(Records from a dataset)
☆ ☆ ☆ ☆

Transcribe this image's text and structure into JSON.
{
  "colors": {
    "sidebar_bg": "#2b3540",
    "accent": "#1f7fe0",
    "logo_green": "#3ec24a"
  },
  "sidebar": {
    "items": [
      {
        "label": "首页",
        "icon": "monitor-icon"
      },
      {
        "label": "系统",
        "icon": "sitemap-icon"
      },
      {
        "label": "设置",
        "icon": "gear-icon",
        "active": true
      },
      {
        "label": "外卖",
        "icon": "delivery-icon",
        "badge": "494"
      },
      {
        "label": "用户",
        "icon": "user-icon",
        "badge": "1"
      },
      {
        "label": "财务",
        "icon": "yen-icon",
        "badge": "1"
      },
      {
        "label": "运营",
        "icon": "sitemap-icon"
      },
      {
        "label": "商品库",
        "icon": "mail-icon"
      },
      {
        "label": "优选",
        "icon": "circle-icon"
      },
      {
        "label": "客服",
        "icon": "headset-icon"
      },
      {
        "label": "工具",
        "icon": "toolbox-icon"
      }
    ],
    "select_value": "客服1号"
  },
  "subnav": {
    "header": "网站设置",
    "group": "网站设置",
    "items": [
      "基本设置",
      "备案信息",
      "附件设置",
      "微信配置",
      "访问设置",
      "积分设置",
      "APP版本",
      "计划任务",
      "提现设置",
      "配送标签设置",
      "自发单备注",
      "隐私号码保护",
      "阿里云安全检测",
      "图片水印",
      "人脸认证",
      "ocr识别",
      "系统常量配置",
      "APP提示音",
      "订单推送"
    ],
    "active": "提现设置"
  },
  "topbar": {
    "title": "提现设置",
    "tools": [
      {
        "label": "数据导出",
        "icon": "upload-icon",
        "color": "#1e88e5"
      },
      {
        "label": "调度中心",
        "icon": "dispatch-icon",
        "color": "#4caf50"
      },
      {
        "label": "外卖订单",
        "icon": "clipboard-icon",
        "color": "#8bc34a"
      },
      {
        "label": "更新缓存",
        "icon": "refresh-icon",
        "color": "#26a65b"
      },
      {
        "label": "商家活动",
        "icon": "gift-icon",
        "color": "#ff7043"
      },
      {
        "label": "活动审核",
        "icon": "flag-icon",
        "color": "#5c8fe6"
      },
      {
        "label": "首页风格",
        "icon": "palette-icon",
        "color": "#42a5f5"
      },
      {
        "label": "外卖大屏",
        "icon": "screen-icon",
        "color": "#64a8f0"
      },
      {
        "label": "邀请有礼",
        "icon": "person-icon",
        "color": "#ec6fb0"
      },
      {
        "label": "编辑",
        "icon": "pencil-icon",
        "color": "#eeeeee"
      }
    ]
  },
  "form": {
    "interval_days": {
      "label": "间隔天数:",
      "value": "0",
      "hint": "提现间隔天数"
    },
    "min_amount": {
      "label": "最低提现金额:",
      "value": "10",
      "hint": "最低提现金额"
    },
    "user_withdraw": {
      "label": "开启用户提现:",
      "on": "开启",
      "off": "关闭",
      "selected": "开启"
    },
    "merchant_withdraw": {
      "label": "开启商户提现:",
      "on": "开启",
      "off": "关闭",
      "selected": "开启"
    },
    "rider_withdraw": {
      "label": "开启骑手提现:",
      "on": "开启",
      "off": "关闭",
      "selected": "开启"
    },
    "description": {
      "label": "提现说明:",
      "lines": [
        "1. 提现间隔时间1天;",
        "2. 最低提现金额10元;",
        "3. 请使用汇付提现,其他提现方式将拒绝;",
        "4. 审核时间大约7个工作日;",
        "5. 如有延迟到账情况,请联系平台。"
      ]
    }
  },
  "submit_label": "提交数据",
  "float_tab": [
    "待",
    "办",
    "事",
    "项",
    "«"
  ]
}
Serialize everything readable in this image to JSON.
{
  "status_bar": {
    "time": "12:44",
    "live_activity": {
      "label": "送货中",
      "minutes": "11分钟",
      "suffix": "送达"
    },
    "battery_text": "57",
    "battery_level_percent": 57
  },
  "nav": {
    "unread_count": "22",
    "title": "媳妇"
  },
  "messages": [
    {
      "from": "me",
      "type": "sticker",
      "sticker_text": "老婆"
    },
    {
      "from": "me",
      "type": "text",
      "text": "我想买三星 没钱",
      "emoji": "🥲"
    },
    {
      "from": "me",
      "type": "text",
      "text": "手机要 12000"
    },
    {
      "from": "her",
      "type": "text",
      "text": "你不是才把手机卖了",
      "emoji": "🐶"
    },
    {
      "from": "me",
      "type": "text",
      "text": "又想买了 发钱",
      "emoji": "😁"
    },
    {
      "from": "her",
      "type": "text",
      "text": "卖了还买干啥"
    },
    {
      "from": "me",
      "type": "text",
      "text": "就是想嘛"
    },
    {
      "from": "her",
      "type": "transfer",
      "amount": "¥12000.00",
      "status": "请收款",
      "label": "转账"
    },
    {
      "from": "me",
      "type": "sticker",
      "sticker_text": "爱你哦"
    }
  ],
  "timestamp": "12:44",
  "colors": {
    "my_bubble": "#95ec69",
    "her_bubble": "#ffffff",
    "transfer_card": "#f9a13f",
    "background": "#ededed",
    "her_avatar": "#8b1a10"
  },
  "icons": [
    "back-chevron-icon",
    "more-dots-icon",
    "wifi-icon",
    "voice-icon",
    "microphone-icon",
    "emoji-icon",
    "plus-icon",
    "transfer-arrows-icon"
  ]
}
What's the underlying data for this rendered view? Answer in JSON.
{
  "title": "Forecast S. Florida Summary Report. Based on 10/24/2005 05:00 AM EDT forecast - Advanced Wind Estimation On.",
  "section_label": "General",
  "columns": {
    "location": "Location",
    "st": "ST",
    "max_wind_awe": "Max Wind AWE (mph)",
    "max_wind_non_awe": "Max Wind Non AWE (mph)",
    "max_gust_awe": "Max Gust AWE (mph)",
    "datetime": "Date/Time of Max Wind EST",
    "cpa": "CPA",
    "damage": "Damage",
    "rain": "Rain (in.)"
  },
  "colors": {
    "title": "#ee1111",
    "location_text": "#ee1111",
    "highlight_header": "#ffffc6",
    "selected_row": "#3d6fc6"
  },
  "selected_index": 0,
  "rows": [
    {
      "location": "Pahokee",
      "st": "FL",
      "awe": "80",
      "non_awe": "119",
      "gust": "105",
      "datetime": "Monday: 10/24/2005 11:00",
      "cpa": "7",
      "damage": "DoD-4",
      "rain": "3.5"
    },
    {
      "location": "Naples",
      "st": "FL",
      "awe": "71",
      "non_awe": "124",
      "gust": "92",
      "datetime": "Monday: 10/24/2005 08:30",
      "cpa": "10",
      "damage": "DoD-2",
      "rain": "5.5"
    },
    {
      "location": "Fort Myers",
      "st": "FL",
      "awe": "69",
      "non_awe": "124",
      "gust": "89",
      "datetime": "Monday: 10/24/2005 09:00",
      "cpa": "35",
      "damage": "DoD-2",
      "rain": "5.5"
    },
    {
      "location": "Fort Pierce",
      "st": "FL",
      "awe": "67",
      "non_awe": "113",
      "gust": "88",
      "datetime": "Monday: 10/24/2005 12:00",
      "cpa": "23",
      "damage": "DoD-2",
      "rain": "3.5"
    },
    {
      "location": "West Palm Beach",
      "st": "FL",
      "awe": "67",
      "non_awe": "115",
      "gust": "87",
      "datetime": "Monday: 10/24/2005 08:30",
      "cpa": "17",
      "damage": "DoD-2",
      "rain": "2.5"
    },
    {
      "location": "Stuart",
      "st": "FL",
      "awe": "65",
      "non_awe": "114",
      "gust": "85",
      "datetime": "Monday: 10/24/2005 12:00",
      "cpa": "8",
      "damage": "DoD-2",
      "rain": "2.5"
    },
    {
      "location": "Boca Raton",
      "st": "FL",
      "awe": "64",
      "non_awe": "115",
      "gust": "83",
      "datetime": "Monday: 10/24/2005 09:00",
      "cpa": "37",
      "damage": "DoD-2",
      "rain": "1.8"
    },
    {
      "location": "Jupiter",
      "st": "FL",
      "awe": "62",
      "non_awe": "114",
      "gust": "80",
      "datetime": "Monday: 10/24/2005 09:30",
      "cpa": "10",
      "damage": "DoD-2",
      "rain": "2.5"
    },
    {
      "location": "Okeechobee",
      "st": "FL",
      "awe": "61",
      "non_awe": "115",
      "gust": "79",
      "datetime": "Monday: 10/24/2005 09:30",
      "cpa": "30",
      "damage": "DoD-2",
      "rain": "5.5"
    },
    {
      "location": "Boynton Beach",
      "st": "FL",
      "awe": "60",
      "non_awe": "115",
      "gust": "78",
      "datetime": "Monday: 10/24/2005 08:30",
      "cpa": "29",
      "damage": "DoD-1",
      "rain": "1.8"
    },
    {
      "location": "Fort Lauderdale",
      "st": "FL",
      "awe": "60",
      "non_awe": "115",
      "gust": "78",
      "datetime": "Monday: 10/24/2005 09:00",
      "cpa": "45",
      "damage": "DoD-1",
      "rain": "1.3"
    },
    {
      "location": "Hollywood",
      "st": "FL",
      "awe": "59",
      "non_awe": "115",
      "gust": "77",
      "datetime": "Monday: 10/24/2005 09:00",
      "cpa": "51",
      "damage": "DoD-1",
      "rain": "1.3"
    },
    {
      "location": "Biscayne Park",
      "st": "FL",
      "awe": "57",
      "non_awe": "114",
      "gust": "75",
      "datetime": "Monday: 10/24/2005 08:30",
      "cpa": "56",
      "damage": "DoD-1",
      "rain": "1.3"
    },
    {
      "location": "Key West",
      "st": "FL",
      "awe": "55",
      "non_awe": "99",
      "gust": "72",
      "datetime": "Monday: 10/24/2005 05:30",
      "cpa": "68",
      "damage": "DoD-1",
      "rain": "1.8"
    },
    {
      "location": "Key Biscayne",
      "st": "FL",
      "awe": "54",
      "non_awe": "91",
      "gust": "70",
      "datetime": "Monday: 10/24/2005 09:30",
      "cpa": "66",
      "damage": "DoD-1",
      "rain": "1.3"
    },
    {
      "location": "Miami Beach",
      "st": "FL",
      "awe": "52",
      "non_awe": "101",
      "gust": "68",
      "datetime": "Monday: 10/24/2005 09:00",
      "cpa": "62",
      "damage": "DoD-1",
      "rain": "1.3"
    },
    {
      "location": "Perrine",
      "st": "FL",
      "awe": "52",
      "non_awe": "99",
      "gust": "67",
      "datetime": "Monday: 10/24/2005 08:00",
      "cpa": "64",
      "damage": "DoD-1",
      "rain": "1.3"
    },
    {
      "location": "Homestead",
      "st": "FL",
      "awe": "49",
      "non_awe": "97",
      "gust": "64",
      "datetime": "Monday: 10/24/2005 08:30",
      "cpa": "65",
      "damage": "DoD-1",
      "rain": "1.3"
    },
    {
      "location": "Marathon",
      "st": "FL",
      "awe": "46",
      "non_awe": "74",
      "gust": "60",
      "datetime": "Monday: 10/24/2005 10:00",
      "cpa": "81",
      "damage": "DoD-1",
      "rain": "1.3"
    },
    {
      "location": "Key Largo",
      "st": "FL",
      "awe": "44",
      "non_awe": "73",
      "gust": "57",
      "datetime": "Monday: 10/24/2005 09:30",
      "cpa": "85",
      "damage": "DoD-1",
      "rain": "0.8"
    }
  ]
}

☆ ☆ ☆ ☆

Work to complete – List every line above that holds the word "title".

Task result –
    "title": "提现设置",
    "title": "媳妇"
  "title": "Forecast S. Florida Summary Report. Based on 10/24/2005 05:00 AM EDT forecast - Advanced Wind Estimation On.",
    "title": "#ee1111",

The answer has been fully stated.